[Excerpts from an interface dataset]
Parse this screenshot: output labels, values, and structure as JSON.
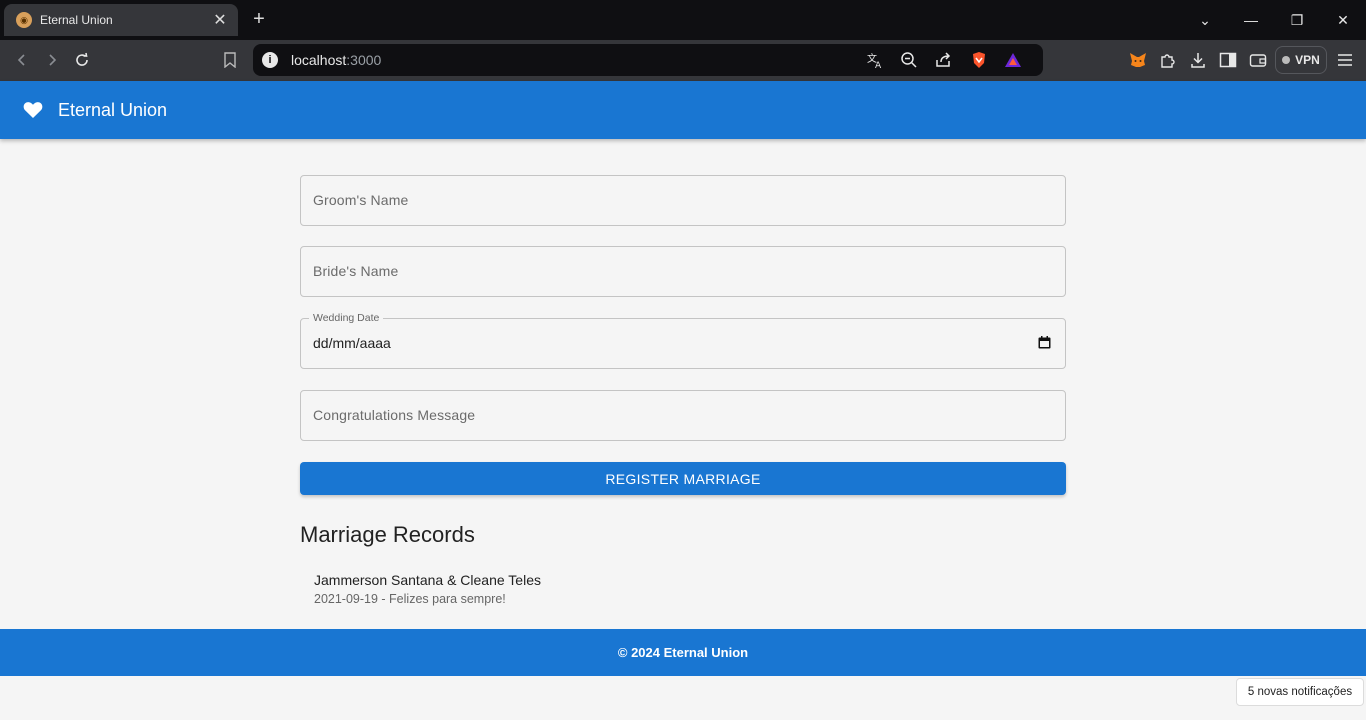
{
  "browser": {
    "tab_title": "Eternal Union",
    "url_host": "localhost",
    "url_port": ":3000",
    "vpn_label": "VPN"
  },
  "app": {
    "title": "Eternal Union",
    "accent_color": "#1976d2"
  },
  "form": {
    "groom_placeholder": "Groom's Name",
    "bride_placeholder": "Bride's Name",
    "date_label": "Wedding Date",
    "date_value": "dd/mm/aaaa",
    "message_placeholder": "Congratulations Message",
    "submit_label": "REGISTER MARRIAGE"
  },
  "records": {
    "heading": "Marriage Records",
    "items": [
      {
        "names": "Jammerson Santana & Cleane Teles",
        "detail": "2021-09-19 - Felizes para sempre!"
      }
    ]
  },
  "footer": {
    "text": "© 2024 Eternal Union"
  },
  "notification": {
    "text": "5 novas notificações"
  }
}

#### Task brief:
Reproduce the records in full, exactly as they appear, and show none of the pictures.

#### Solution for this task:
Parse this screenshot: output labels, values, and structure as JSON.
{
  "browser": {
    "tab_title": "Eternal Union",
    "url_host": "localhost",
    "url_port": ":3000",
    "vpn_label": "VPN"
  },
  "app": {
    "title": "Eternal Union",
    "accent_color": "#1976d2"
  },
  "form": {
    "groom_placeholder": "Groom's Name",
    "bride_placeholder": "Bride's Name",
    "date_label": "Wedding Date",
    "date_value": "dd/mm/aaaa",
    "message_placeholder": "Congratulations Message",
    "submit_label": "REGISTER MARRIAGE"
  },
  "records": {
    "heading": "Marriage Records",
    "items": [
      {
        "names": "Jammerson Santana & Cleane Teles",
        "detail": "2021-09-19 - Felizes para sempre!"
      }
    ]
  },
  "footer": {
    "text": "© 2024 Eternal Union"
  },
  "notification": {
    "text": "5 novas notificações"
  }
}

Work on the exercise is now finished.